Straight gas turbine generation would have been about 40% efficient, i.e., about 40% of the calorific value of the gas would appear as electrical energy. For CCGT plant, which only came online after privatisation in 1990, efficiencies were improved by using the exhaust gas to raise steam which was subsequently passed through a steam turbine. The latest CCGTs are achieving efficiencies of 50% (Figure 2, from Statista). Having said that, some planned stations are anticipated to achieve 63% efficiency.
At one time I would have conceded that these CCGT efficiencies beat the best coal stations into a cocked hat, typical coal generation efficiencies in the past being around 33%. However, the use of supercritical technology in coal generation has now pushed efficiencies to the same level as existing CCGTs, around 50% (Figure 3, EU data). However, these improvements in coal plant efficiencies have come about since the UK abandoned new coal plant in 1990. (Bear in mind that greater efficiency means lower carbon emissions per megawatt-hour).
However, it is not the comparative efficiency of electricity generation from coal and gas that is apposite. The iniquity of which I speak is the relative inefficiency of using gas for electricity generation compared to its use in domestic (or industrial) heating. Modern domestic condensing boilers have efficiencies of 90% – 94%, way higher than even the most efficient generators of electricity from gas. And even old-fashioned, non-condensing boilers had efficiencies of 75% – 78%, way higher than the CCGT efficiencies of Figure 2.
There is a reason for this which mere technological advances can never overcome. It is, in principle, possible to convert gas’s calorific value (i.e., chemical energy) to heat with 100% efficiency. It is not, however, possible even in principle to convert the heat produced by burning gas to electrical energy with 100% efficiency. Heat engines have a fundamental limit on their maximum possible efficiency defined by the range of temperatures between which they work. We are up against the second law of thermodynamics.
Being a science-driven organisation the CEGB was well aware of this issue and gave it priority over a crude “dash for cash”. But after privatisation there was no home for such thinking and commercial advantage was everything.

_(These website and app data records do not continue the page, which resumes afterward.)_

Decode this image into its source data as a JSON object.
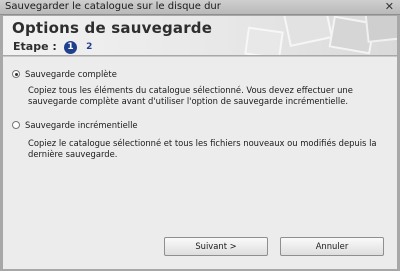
{
  "window": {
    "title": "Sauvegarder le catalogue sur le disque dur",
    "close_glyph": "✕"
  },
  "header": {
    "title": "Options de sauvegarde",
    "step_label": "Etape :",
    "steps": [
      "1",
      "2"
    ],
    "current_step": "1"
  },
  "options": [
    {
      "label": "Sauvegarde complète",
      "selected": true,
      "description": "Copiez tous les éléments du catalogue sélectionné. Vous devez effectuer une sauvegarde complète avant d'utiliser l'option de sauvegarde incrémentielle."
    },
    {
      "label": "Sauvegarde incrémentielle",
      "selected": false,
      "description": "Copiez le catalogue sélectionné et tous les fichiers nouveaux ou modifiés depuis la dernière sauvegarde."
    }
  ],
  "buttons": {
    "next": "Suivant >",
    "cancel": "Annuler"
  },
  "colors": {
    "accent": "#1f3f8f",
    "titlebar": "#c4c4c4",
    "content_bg": "#ececec",
    "frame": "#a8a8a8"
  },
  "icons": [
    "close-icon",
    "radio-checked-icon",
    "radio-unchecked-icon"
  ]
}
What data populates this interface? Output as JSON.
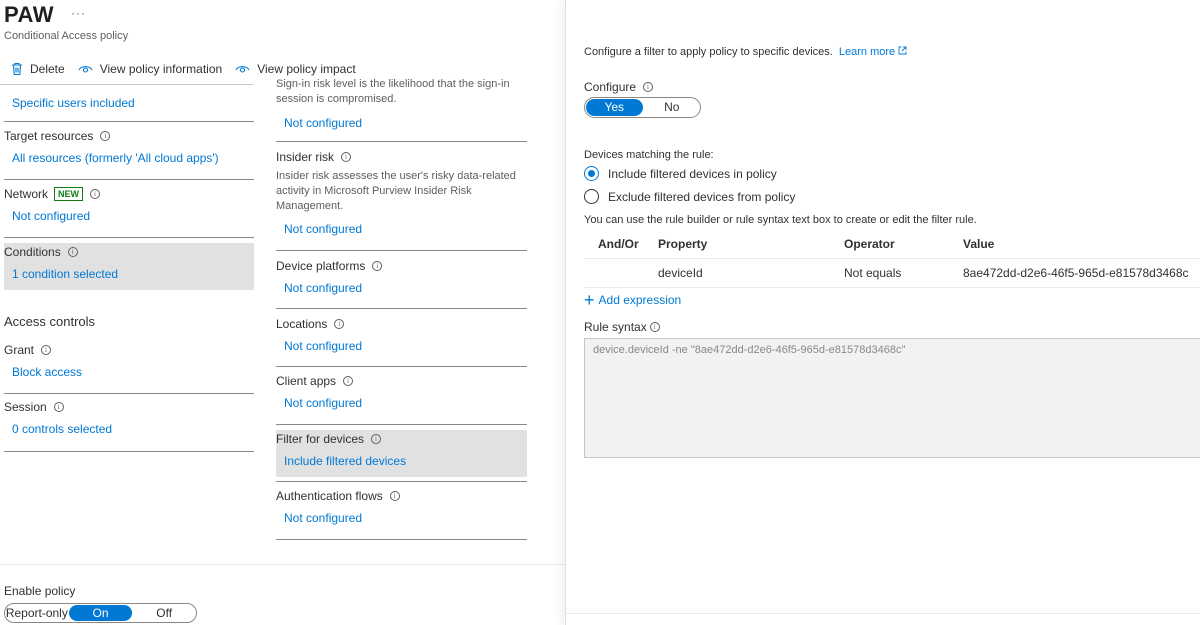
{
  "header": {
    "title": "PAW",
    "more": "···",
    "subtitle": "Conditional Access policy"
  },
  "toolbar": {
    "delete_label": "Delete",
    "view_info_label": "View policy information",
    "view_impact_label": "View policy impact"
  },
  "assignments": {
    "users_value": "Specific users included",
    "target_label": "Target resources",
    "target_value": "All resources (formerly 'All cloud apps')",
    "network_label": "Network",
    "network_badge": "NEW",
    "network_value": "Not configured",
    "conditions_label": "Conditions",
    "conditions_value": "1 condition selected"
  },
  "access_controls": {
    "heading": "Access controls",
    "grant_label": "Grant",
    "grant_value": "Block access",
    "session_label": "Session",
    "session_value": "0 controls selected"
  },
  "conditions": {
    "signin_risk_desc": "Sign-in risk level is the likelihood that the sign-in session is compromised.",
    "signin_risk_value": "Not configured",
    "insider_label": "Insider risk",
    "insider_desc": "Insider risk assesses the user's risky data-related activity in Microsoft Purview Insider Risk Management.",
    "insider_value": "Not configured",
    "platforms_label": "Device platforms",
    "platforms_value": "Not configured",
    "locations_label": "Locations",
    "locations_value": "Not configured",
    "client_apps_label": "Client apps",
    "client_apps_value": "Not configured",
    "filter_label": "Filter for devices",
    "filter_value": "Include filtered devices",
    "auth_flows_label": "Authentication flows",
    "auth_flows_value": "Not configured"
  },
  "enable_policy": {
    "label": "Enable policy",
    "options": [
      "Report-only",
      "On",
      "Off"
    ],
    "selected": "On"
  },
  "filter_panel": {
    "description": "Configure a filter to apply policy to specific devices.",
    "learn_more": "Learn more",
    "configure_label": "Configure",
    "configure_yes": "Yes",
    "configure_no": "No",
    "configure_selected": "Yes",
    "matching_label": "Devices matching the rule:",
    "include_option": "Include filtered devices in policy",
    "exclude_option": "Exclude filtered devices from policy",
    "selected_option": "include",
    "hint": "You can use the rule builder or rule syntax text box to create or edit the filter rule.",
    "columns": [
      "And/Or",
      "Property",
      "Operator",
      "Value"
    ],
    "rows": [
      {
        "andor": "",
        "property": "deviceId",
        "operator": "Not equals",
        "value": "8ae472dd-d2e6-46f5-965d-e81578d3468c"
      }
    ],
    "add_expression": "Add expression",
    "rule_syntax_label": "Rule syntax",
    "rule_syntax": "device.deviceId -ne \"8ae472dd-d2e6-46f5-965d-e81578d3468c\""
  },
  "colors": {
    "accent": "#0078d4",
    "selected_bg": "#e1e1e1",
    "badge_green": "#107c10"
  }
}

If you are getting the impression that I am left-leaning on economic matters, in favour of nationalising industries and opposed to free markets you would be quite wrong. I am neither pro nor anti either of these things as an ideological position. I am in favour of judging each case according to its particular circumstances. The engaging of brain is not optional in the formulation of policy. This responsibility cannot be evaded by thoughtless adherence to ideology. It is undoubtedly the case that free markets generally promote economic good compared to centralised planning or monopolies. On the other hand there are natural monopolies, though they have their own problems. And there are situations in which the good that must be protected lies beyond commercial considerations, e.g., ethical issues. And then there are the “tragedies of the commons”, of which this iniquity is an example, and these can only be avoided by an overarching hand.